On Tuesday, all other things being equal, the Labour caucus will elect a new leader. And whatever choice they make will be the wrong one.

Neither David has what it takes to lead the party back from its most comprehensive electoral defeat since the 1920s.

The two contenders are doing their utmost to differentiate themselves: David Cunliffe emphasises his experience in Parliament and in Cabinet ("I am ready now," he says, none too subtly dismissing his opponent's claim to be a fresh face); David Shearer says he represents a resolve to move forward ("I hope I would be liked. If I didn't, I'd be a pretty disastrous politician," he says, underlining the fact that the haughty Cunliffe is not well-liked in caucus).

The problem is that both men are mired in a past that Labour needs to leave behind. Cunliffe, now in his fifth term, was a Cabinet minister under Clark and is the party's finance spokesman; Shearer, who took Clark's stronghold electorate of Mt Albert after she resigned, hasn't yet done three years.

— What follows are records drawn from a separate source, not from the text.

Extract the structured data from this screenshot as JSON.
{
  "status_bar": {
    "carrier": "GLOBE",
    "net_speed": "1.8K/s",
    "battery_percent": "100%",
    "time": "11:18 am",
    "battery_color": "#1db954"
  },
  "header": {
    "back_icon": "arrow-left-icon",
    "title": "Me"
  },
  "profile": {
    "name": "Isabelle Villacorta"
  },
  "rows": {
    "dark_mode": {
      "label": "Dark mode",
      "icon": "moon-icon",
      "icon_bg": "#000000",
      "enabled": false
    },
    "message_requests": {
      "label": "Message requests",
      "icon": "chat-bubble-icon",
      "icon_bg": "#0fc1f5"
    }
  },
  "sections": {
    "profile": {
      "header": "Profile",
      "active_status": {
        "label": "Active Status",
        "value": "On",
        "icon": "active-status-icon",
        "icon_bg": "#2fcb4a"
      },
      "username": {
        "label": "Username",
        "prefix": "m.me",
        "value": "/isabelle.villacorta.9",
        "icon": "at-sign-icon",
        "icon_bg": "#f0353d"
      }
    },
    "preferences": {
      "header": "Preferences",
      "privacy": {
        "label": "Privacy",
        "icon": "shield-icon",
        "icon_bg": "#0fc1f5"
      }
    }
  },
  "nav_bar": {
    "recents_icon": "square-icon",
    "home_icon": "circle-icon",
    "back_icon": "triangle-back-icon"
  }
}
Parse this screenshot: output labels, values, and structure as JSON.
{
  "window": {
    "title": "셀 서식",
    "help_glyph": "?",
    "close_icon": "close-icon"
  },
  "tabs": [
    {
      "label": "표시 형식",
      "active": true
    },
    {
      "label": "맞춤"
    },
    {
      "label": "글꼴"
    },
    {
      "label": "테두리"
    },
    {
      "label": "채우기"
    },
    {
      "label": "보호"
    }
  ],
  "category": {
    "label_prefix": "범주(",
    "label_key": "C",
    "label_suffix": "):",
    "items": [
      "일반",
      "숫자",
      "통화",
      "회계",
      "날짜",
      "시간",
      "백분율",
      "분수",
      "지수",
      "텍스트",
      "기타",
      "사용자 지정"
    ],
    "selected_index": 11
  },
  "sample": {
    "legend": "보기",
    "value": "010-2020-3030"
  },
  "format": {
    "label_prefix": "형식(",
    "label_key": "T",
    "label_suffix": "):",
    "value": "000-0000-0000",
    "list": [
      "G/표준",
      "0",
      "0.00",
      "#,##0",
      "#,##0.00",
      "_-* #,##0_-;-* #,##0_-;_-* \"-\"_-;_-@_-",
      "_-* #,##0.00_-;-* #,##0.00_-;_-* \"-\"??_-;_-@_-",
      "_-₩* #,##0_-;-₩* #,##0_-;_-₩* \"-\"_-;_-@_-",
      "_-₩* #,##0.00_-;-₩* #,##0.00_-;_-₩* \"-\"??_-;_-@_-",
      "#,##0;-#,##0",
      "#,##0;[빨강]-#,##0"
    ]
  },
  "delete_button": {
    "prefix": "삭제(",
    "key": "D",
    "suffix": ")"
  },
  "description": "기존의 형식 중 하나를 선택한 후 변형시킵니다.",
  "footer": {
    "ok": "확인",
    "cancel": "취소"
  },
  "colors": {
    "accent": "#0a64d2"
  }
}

But he's well into his 50s, and he's a favourite of - and indissolubly linked with - the past two leaders. Neither man embodies the fundamental, generational change that is called for now.

Labour needs to reinvent itself completely - not simply change the personnel on the bridge - if it is to have even a ghost of a chance of looking like a credible government in 2014.

It is telling that a National Business Review survey released on Friday had Jacinda Ardern as the most popular candidate for the deputy leadership - and she's not even running.

The likes of Ardern, Chris Hipkins, Grant Robertson and Carmel Sepuloni represent real generational renewal. By 2014 they will start to look experienced. The Davids will just look old and stale.